Fashion assignments inspired by pandemic
Fashion: A sign of the times
Like so many teachers in recent weeks, Carmen Galliano had to pivot from leading a hands-on learning environment to an online one. During this time, the fashion design and merchandising teacher at the Center for Career Services noticed that one thing had not changed – the fact that inspiration for fashion trends can come from anywhere.
With that in mind, she recently gave her students assignments inspired by the COVID-19 pandemic.
“As I always say, fashion is a reflection of what's happening all around us,” Ms. Galiano said. “So, students are working on themes for when we do go outside again, such as Quarantine Couture, Lockdown Leisure Looks, Remote Worker Wardrobe, Frontline Essential Ensembles and Protection Apparel.”
Students are also continuing to work on practicing their fashion drawing skills as they think about and design clothing that is related to the pandemic fashion themes.
In addition, students are also working on making protective masks, a project they began working on in March before the pandemic forced schools to close\
“Now that Governor Cuomo has mandated masks to be worn by everyone, it has become a new fashion necessity,” Ms. Galiano said.
Students who have access to a sewing machine at home were given fabric and other tools to make masks for themselves and their family members. Those who do not have sewing machines at home were given the necessary materials to make no-sew versions with cut-up old T-shirts or bandanas.

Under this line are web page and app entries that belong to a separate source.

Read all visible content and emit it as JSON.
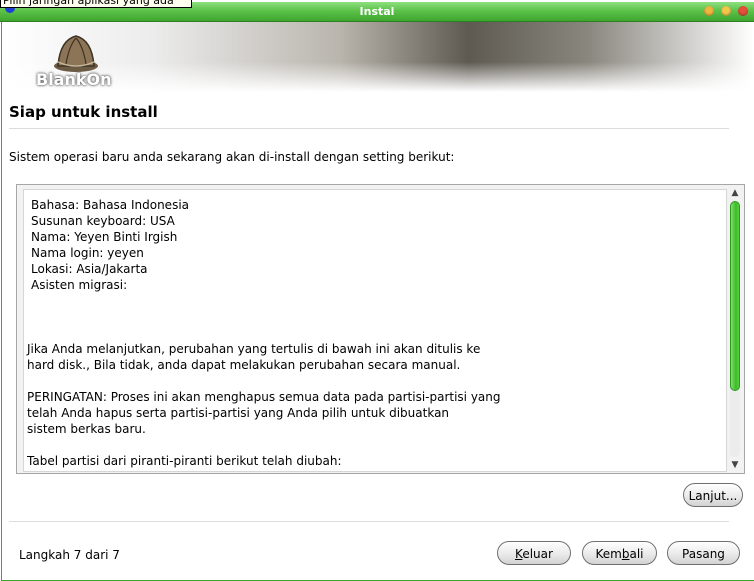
{
  "tooltip": "Pilih jaringan aplikasi yang ada",
  "window": {
    "title": "Instal"
  },
  "banner": {
    "logo_text": "BlankOn"
  },
  "page": {
    "title": "Siap untuk install",
    "intro": "Sistem operasi baru anda sekarang akan di-install dengan setting berikut:"
  },
  "summary": {
    "lines": [
      "Bahasa: Bahasa Indonesia",
      "Susunan keyboard: USA",
      "Nama: Yeyen Binti Irgish",
      "Nama login: yeyen",
      "Lokasi: Asia/Jakarta",
      "Asisten migrasi:",
      "Jika Anda melanjutkan, perubahan yang tertulis di bawah ini akan ditulis ke",
      "hard disk., Bila tidak, anda dapat melakukan perubahan secara manual.",
      "PERINGATAN: Proses ini akan menghapus semua data pada partisi-partisi yang",
      "telah Anda hapus serta partisi-partisi yang Anda pilih untuk dibuatkan",
      "sistem berkas baru.",
      "Tabel partisi dari piranti-piranti berikut telah diubah:"
    ]
  },
  "buttons": {
    "advanced": "Lanjut...",
    "quit_pre": "",
    "quit_key": "K",
    "quit_post": "eluar",
    "back_pre": "Kem",
    "back_key": "b",
    "back_post": "ali",
    "install": "Pasang"
  },
  "footer": {
    "step_text": "Langkah 7 dari 7"
  },
  "colors": {
    "titlebar": "#5cc24a",
    "scroll_thumb": "#3fbb2a"
  }
}
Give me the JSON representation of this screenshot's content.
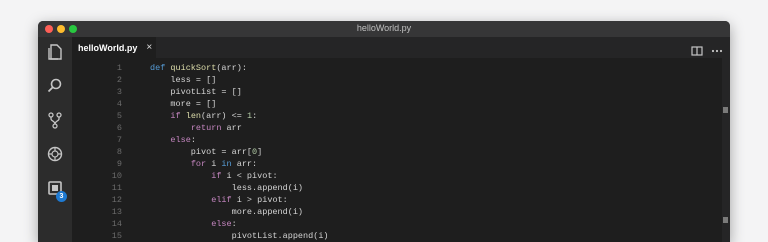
{
  "window": {
    "title": "helloWorld.py"
  },
  "tabs": [
    {
      "label": "helloWorld.py",
      "close": "×"
    }
  ],
  "activity": {
    "icons": [
      "files-icon",
      "search-icon",
      "source-control-icon",
      "debug-icon",
      "extensions-icon"
    ],
    "badge": "3"
  },
  "editor": {
    "line_numbers": [
      "1",
      "2",
      "3",
      "4",
      "5",
      "6",
      "7",
      "8",
      "9",
      "10",
      "11",
      "12",
      "13",
      "14",
      "15"
    ],
    "lines": [
      [
        {
          "t": "def ",
          "c": "kw"
        },
        {
          "t": "quickSort",
          "c": "fn"
        },
        {
          "t": "(arr):",
          "c": ""
        }
      ],
      [
        {
          "t": "    less = []",
          "c": ""
        }
      ],
      [
        {
          "t": "    pivotList = []",
          "c": ""
        }
      ],
      [
        {
          "t": "    more = []",
          "c": ""
        }
      ],
      [
        {
          "t": "    ",
          "c": ""
        },
        {
          "t": "if ",
          "c": "ctl"
        },
        {
          "t": "len",
          "c": "fn"
        },
        {
          "t": "(arr) <= ",
          "c": ""
        },
        {
          "t": "1",
          "c": "num"
        },
        {
          "t": ":",
          "c": ""
        }
      ],
      [
        {
          "t": "        ",
          "c": ""
        },
        {
          "t": "return ",
          "c": "ctl"
        },
        {
          "t": "arr",
          "c": ""
        }
      ],
      [
        {
          "t": "    ",
          "c": ""
        },
        {
          "t": "else",
          "c": "ctl"
        },
        {
          "t": ":",
          "c": ""
        }
      ],
      [
        {
          "t": "        pivot = arr[",
          "c": ""
        },
        {
          "t": "0",
          "c": "num"
        },
        {
          "t": "]",
          "c": ""
        }
      ],
      [
        {
          "t": "        ",
          "c": ""
        },
        {
          "t": "for ",
          "c": "ctl"
        },
        {
          "t": "i ",
          "c": ""
        },
        {
          "t": "in ",
          "c": "kw"
        },
        {
          "t": "arr:",
          "c": ""
        }
      ],
      [
        {
          "t": "            ",
          "c": ""
        },
        {
          "t": "if ",
          "c": "ctl"
        },
        {
          "t": "i < pivot:",
          "c": ""
        }
      ],
      [
        {
          "t": "                less.append(i)",
          "c": ""
        }
      ],
      [
        {
          "t": "            ",
          "c": ""
        },
        {
          "t": "elif ",
          "c": "ctl"
        },
        {
          "t": "i > pivot:",
          "c": ""
        }
      ],
      [
        {
          "t": "                more.append(i)",
          "c": ""
        }
      ],
      [
        {
          "t": "            ",
          "c": ""
        },
        {
          "t": "else",
          "c": "ctl"
        },
        {
          "t": ":",
          "c": ""
        }
      ],
      [
        {
          "t": "                pivotList.append(i)",
          "c": ""
        }
      ]
    ]
  },
  "colors": {
    "accent": "#1e7ad2",
    "keyword": "#569cd6",
    "control": "#c586c0",
    "function": "#dcdcaa",
    "number": "#b5cea8"
  }
}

Ms. Galiano is using Google Classroom to share assignment information and Google Meets to chat with her students throughout the week.
In addition to their class work, students are also responsible for Career Development and Occupational Studies (CDOS) assignments. In this instance, they are required to write a résumé and cover letter for a specific job. They also need to find examples of appropriate attire for job interviews for both men and women, as well as answer common interview questions. This assignment helps to fulfill a students’ CDOS credential.
One challenge that Ms. Galiano has encountered was how to proceed with the biannual fashion show. Every other year, her students put on a show that highlights their work. All students at the Center for Career Services campus, as well as special guests, are invited to the event which is modeled after a high-end fashion show.
As the reopening of schools has yet to be established by New York State, the fashion show might not take place. Since students have not had access to fabric and they have lost much sewing time, Ms. Galiano has been looking into the possibility of having students create videos of the work they have completed at home. The individual student videos would be assembled into one long video compilation to highlight the students’ work.
Ms. Galiano said that students would be welcome to use whatever styles they create at home, whether they repurposed articles of clothing or made something new.
“They can even be creative with non-conventional materials,” she said. “We'll see how that goes when they begin the assignment.”